State department spokeswomen Heather Nauert urged all parties to “avoid further clashes”, adding in a statement:
"We strongly urge all parties to avoid provocations that can be exploited by Iraq's enemies who are interested in fuelling ethnic and sectarian conflict. In particular, we note that there is still much work to be done to defeat ISIS in Iraq, and continued tensions between Iraqi and Kurdish forces distract from this vital mission."
Trump expressed his disappointment to reporters at the White House:
“We don’t like the fact that there are clashing."
He added: "We’ve had for many years a very good relationship with the Kurds as you know and we’ve also been on the side of Iraq, even though we should have never been there in the first place. We should never have been there."

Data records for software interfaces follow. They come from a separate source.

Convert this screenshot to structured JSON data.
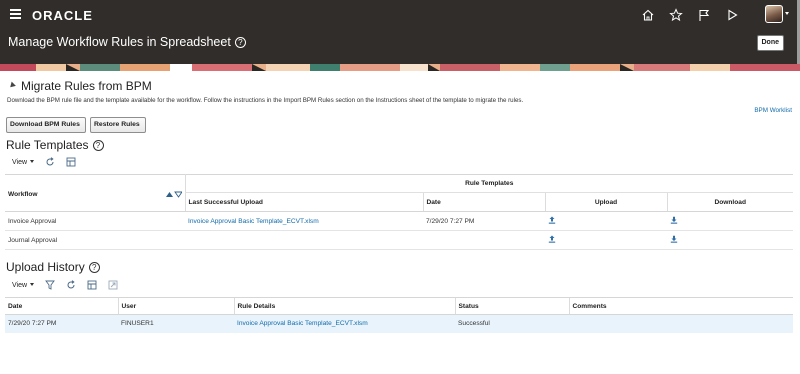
{
  "header": {
    "logo": "ORACLE",
    "page_title": "Manage Workflow Rules in Spreadsheet",
    "help_glyph": "?",
    "done_label": "Done"
  },
  "migrate": {
    "title": "Migrate Rules from BPM",
    "description": "Download the BPM rule file and the template available for the workflow. Follow the instructions in the Import BPM Rules section on the Instructions sheet of the template to migrate the rules.",
    "bpm_worklist_link": "BPM Worklist",
    "download_button": "Download BPM Rules",
    "restore_button": "Restore Rules"
  },
  "rule_templates": {
    "title": "Rule Templates",
    "view_label": "View",
    "group_header": "Rule Templates",
    "columns": {
      "workflow": "Workflow",
      "last_upload": "Last Successful Upload",
      "date": "Date",
      "upload": "Upload",
      "download": "Download"
    },
    "rows": [
      {
        "workflow": "Invoice Approval",
        "last_upload": "Invoice Approval Basic Template_ECVT.xlsm",
        "date": "7/29/20 7:27 PM"
      },
      {
        "workflow": "Journal Approval",
        "last_upload": "",
        "date": ""
      }
    ]
  },
  "upload_history": {
    "title": "Upload History",
    "view_label": "View",
    "columns": {
      "date": "Date",
      "user": "User",
      "rule_details": "Rule Details",
      "status": "Status",
      "comments": "Comments"
    },
    "rows": [
      {
        "date": "7/29/20 7:27 PM",
        "user": "FINUSER1",
        "rule_details": "Invoice Approval Basic Template_ECVT.xlsm",
        "status": "Successful",
        "comments": ""
      }
    ]
  },
  "colors": {
    "header_bg": "#312d2a",
    "link": "#116bab",
    "selected_row": "#e9f3fb"
  },
  "icons": [
    "hamburger-icon",
    "home-icon",
    "star-icon",
    "flag-icon",
    "play-icon",
    "avatar",
    "refresh-icon",
    "detach-icon",
    "freeze-icon",
    "upload-icon",
    "download-icon"
  ]
}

The struggle between the Iraqi government forces and the Kurdish presents a unique problem for the US as they arm and train both sides.
Senator John McCain, who heads the Senate Armed Services Committee, cautioned the Iraqi government of "severe consequences" if US-supplied weaponry was misused in operations against Kurdish forces.
The Senator warned:
"The United States provided equipment and training to the government of Iraq to fight (Islamic State) and secure itself from external threats, not to attack elements of one of its own regional governments."
Tensions are high after yesterday’s grab for control. According to Reuters, Forces pulled down the Kurdish flag which had been flying alongside the Iraqi national flag.